Consilio3D Technologies has developed a new trademarked application called AccuRacy to transform the inspection process by enabling augmented reality (AR) inspection of physical components and assemblies through 3D CAD models.
The idea came to life through a sizable project Consilio3D was working on for a major European aerospace OEM to make the inspection of a legacy product more efficient. Consilio3D’s base business model centers around serving companies looking to explore 3D printing by creating 3D CAD models from original drawings or 2D CAD models. After scanning and converting thousands of old 2D paper drawings to 3D CAD format for the aerospace OEM, Consilio3D’s work shed light on a bottleneck in the inspection process.
According to Derek Gibson, Consilio3D’s director of business development, inspections in cases like these have traditionally been tedious because quality engineers are often working off drawings and paper checklists. Gibson says AccuRacy provides an easier way to carry out the inspection process digitally to ensure that a physical component or assembly matches the design parameters.
Using AccuRacy on a handheld electronic device like a tablet, a quality engineer can scan an object’s QR code, use edge detection, or input a reference code and the application will overlay an AR 3D model of the object. AccuRacy captures anomalies in the build, such as missing components or incorrect alignment, and users can then highlight problem areas with a unique color code, add notes about any issues found and take images to include within the QA inspection report.

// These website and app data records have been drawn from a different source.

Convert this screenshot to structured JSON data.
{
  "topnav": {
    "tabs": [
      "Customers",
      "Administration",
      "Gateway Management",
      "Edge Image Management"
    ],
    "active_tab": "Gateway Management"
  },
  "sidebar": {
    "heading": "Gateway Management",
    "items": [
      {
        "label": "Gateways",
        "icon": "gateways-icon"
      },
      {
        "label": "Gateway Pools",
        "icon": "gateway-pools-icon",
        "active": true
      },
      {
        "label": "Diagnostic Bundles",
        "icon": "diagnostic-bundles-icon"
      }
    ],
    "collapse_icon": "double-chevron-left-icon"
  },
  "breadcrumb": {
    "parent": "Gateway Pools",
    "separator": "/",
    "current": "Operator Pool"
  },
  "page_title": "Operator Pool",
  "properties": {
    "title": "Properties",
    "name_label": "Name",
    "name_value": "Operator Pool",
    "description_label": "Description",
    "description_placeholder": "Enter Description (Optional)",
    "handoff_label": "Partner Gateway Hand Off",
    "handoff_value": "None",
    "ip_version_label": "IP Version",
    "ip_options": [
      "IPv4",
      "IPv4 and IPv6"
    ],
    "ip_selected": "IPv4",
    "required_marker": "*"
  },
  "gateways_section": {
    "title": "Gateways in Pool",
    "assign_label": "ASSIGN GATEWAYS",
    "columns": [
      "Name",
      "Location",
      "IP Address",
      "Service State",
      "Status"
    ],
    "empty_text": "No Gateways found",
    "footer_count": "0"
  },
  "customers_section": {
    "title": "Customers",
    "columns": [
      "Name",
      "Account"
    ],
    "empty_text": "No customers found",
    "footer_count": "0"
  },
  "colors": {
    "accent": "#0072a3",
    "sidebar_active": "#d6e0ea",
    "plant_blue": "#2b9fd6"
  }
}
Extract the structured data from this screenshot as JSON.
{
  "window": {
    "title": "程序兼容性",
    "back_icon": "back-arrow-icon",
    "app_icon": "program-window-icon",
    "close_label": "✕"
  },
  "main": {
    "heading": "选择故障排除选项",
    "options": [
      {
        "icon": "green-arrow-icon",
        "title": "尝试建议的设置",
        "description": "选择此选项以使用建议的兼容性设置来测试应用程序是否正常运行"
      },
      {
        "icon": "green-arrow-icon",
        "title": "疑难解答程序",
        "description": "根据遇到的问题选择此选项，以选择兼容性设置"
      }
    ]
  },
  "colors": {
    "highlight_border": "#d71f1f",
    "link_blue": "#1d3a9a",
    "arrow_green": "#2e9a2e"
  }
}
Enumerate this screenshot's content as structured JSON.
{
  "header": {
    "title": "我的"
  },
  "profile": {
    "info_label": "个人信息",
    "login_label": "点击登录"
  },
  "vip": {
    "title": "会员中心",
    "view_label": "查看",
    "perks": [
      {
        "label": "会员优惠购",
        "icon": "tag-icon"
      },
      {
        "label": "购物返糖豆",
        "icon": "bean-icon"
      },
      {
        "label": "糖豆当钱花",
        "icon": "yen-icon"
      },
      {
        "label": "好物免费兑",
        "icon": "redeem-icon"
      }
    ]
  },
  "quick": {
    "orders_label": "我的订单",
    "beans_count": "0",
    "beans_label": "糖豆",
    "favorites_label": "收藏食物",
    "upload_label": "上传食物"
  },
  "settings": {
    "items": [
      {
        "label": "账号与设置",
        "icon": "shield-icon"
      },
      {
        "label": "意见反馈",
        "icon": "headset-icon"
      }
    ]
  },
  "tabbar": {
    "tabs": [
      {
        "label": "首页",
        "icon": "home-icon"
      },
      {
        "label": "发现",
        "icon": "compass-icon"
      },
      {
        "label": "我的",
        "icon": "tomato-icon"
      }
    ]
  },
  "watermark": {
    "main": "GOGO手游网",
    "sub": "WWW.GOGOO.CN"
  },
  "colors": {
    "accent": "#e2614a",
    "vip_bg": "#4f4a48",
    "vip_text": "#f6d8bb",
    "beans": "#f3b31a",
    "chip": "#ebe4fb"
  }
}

The application allows users to enter information about who performed and signed off on inspections before a paperless report is generated and uploaded to the cloud.
“If you notice an anomaly in the build, you can quickly, within the same software, inform a colleague that something is wrong,” says Gibson. “You’re capturing digitally everything all in one package rather than dipping in and out of different packages and taking on the inherent risk that goes with that.”
Consilio3D says the application can be customized to fit individual requirements and workflows. Additionally, its photo and video functionality can be used as a training aid.
AccuRacy integrates with product lifecycle management systems such as Oracle Agile and Siemens Teamcenter and can be operated on all handheld devices and operating systems. While the application is currently not run through AR goggles, Gibson says the company is open to developing capability for that in the future.
According to Gibson, assembly guidance from OEMs often merely consists of a 3D CAD file or basic drawings, so AccuRacy can help simplify the process for figuring out how to accurately build a part or assembly to its design specifications. “A lot of that information is already within the 3D CAD files, but they don’t have a very easy way of presenting that to the technicians doing the assembly. That’s where we come in.”
AccuRacy has been available for about 10 months and Consilio3D is working with clients to conduct trials. Gibson says the company is hoping for a full rollout in the next month or so. As for the next phase, Gibson says Consilio3D’s goal is to get to the point where interaction between the software and its clients is easier and there is no expertise required.